_What you have to do:_ The expected result is the full set of records, copied precisely, with images dropped.

(Provided information begins)

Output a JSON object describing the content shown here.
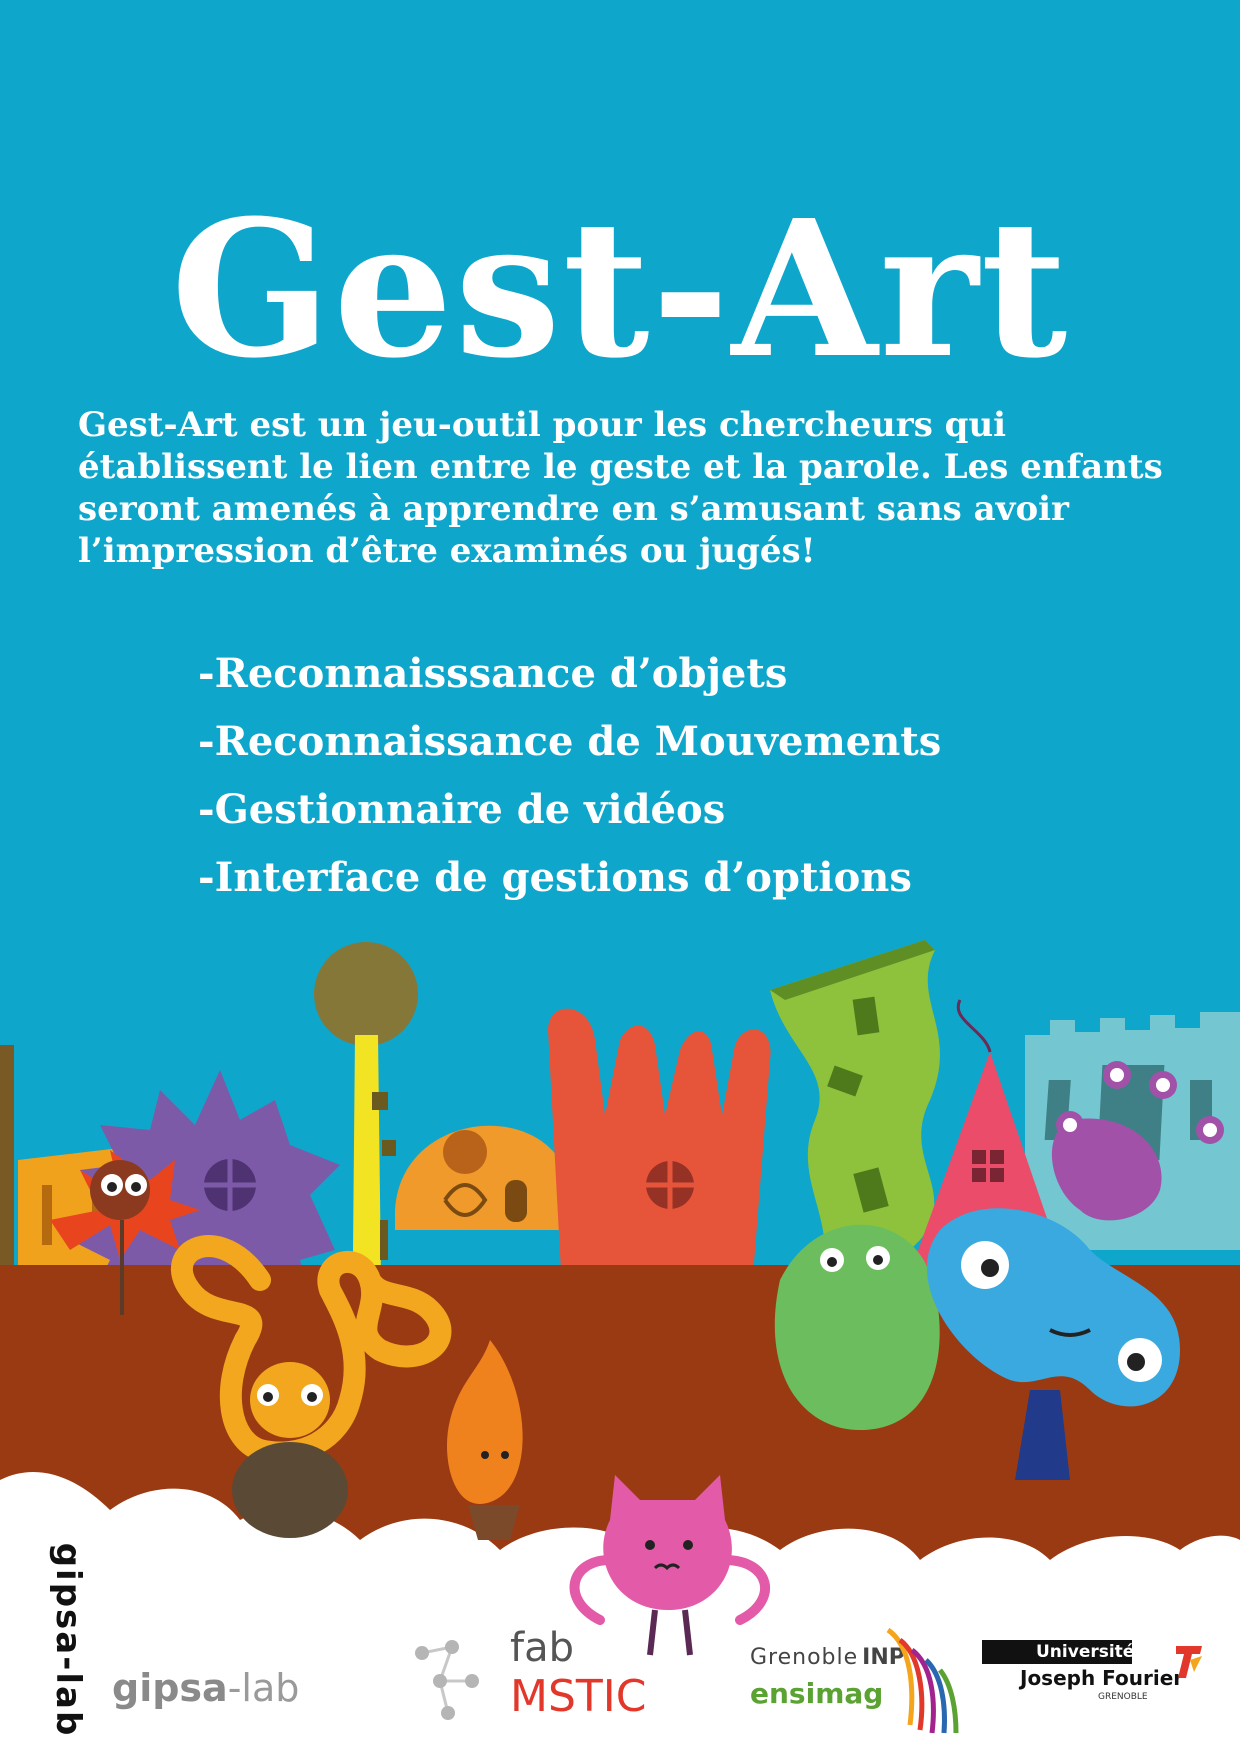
{
  "poster": {
    "title": "Gest-Art",
    "description": "Gest-Art est un jeu-outil pour les chercheurs qui établissent le lien entre le geste et la parole. Les enfants seront amenés à apprendre en s’amusant sans avoir l’impression d’être examinés ou jugés!",
    "features": [
      "-Reconnaisssance d’objets",
      "-Reconnaissance de Mouvements",
      "-Gestionnaire de vidéos",
      "-Interface de gestions d’options"
    ]
  },
  "logos": {
    "gipsa": {
      "name_a": "gipsa",
      "name_b": "-lab",
      "vertical": "gipsa-lab"
    },
    "fabmstic": {
      "line1": "fab",
      "line2": "MSTIC"
    },
    "grenoble_inp": {
      "line1a": "Grenoble",
      "line1b": "INP",
      "line2": "ensimag"
    },
    "ujf": {
      "line1": "Université",
      "line2": "Joseph Fourier",
      "line3": "GRENOBLE"
    }
  },
  "colors": {
    "background": "#0fa6cb",
    "ground": "#9a3a12",
    "text": "#ffffff",
    "msticRed": "#e2382b",
    "inpGreen": "#5aa231"
  }
}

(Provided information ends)

_Task output:_
Output a JSON object describing the content shown here.
{
  "poster": {
    "title": "Gest-Art",
    "description": "Gest-Art est un jeu-outil pour les chercheurs qui établissent le lien entre le geste et la parole. Les enfants seront amenés à apprendre en s’amusant sans avoir l’impression d’être examinés ou jugés!",
    "features": [
      "-Reconnaisssance d’objets",
      "-Reconnaissance de Mouvements",
      "-Gestionnaire de vidéos",
      "-Interface de gestions d’options"
    ]
  },
  "logos": {
    "gipsa": {
      "name_a": "gipsa",
      "name_b": "-lab",
      "vertical": "gipsa-lab"
    },
    "fabmstic": {
      "line1": "fab",
      "line2": "MSTIC"
    },
    "grenoble_inp": {
      "line1a": "Grenoble",
      "line1b": "INP",
      "line2": "ensimag"
    },
    "ujf": {
      "line1": "Université",
      "line2": "Joseph Fourier",
      "line3": "GRENOBLE"
    }
  },
  "colors": {
    "background": "#0fa6cb",
    "ground": "#9a3a12",
    "text": "#ffffff",
    "msticRed": "#e2382b",
    "inpGreen": "#5aa231"
  }
}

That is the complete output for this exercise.